Before the show, I interviewed students about Erk tha jerk. Guess what they said! Students had no idea who Erk tha Jerk was! Sadly, the only reason some students came was because a friend forced them or that they were bored. This is no surprise. Students not showing up for a performance — whether it’s Erk tha Jerk or President Obama — is typically Mack.

Mack students apply for Obama to speak at graduation

by Pamela Tapia

“Obama at graduation!”

That cry rang through the hallway. Enthusiasm. Excitement, Hope.

“That’s what we need to keep us motivated as young Black men,” said Josh Walters, a senior at McClymonds.
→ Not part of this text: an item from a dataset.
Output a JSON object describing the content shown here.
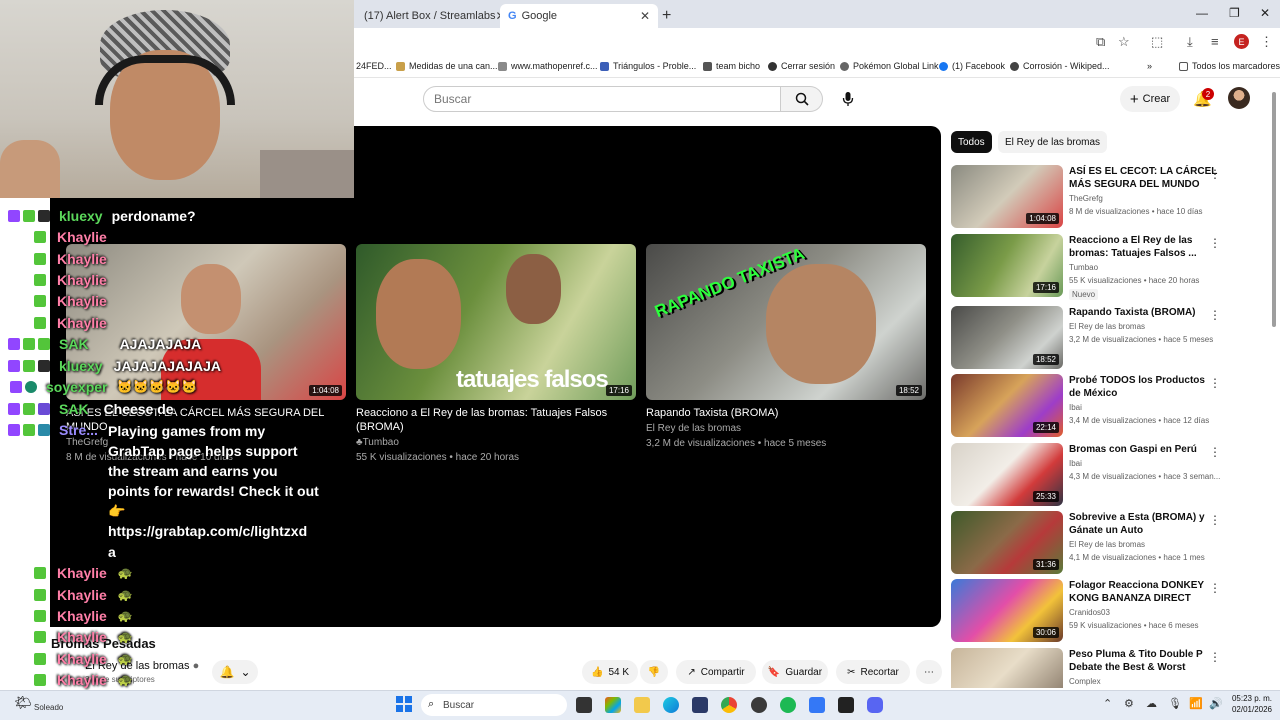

Last Friday, McClymonds students worked hard on deadline to submit their official application to the White House to have President Barack Obama speak at the graduation for the class  of 2011 on June 16.

Students were literally speechless and astonished when a group of students announced that they had applied for President Obama to speak at graduation.

There is no official count, but at least 464 other high schools across the nation have applied. No other Oakland high school is believed to have applied.

The essays included a section on how teachers prepare you in academics, why your school deserves to win and how McClymonds prepares students for college and careers.

Students focused on their involvement in the community, which is predominantly Black and low-income, especially its advocacy for environmental justice. The school was featured in Newsweek Magazine and recently won an award from the Environmental Protection Agency. Senior Terranisha Nathaniel won the Princeton Prize in Race Relations in 2010 and McClymonds sent its top debater to nationals last year.

In the essays, students also mentioned the school’s consistently winning basketball and football teams. It noted that it is the only high school in the country with two living Presidential Medal of Freedom winners, Bill Russell and Frank Robinson.

“We don’t have the same funding as other schools in the district because of our small size,” the students wrote. “Yet we are the movers and shakers.”

Miami Dade College in Florida has already announced that it will host President Obama as one of their 2011 graduation speakers. Miami Dade’s press release about snagging the nation’s top official doesn’t tell how they did it, but states it is the largest higher education facility in the U.S., with more than 180 countries represented in their student body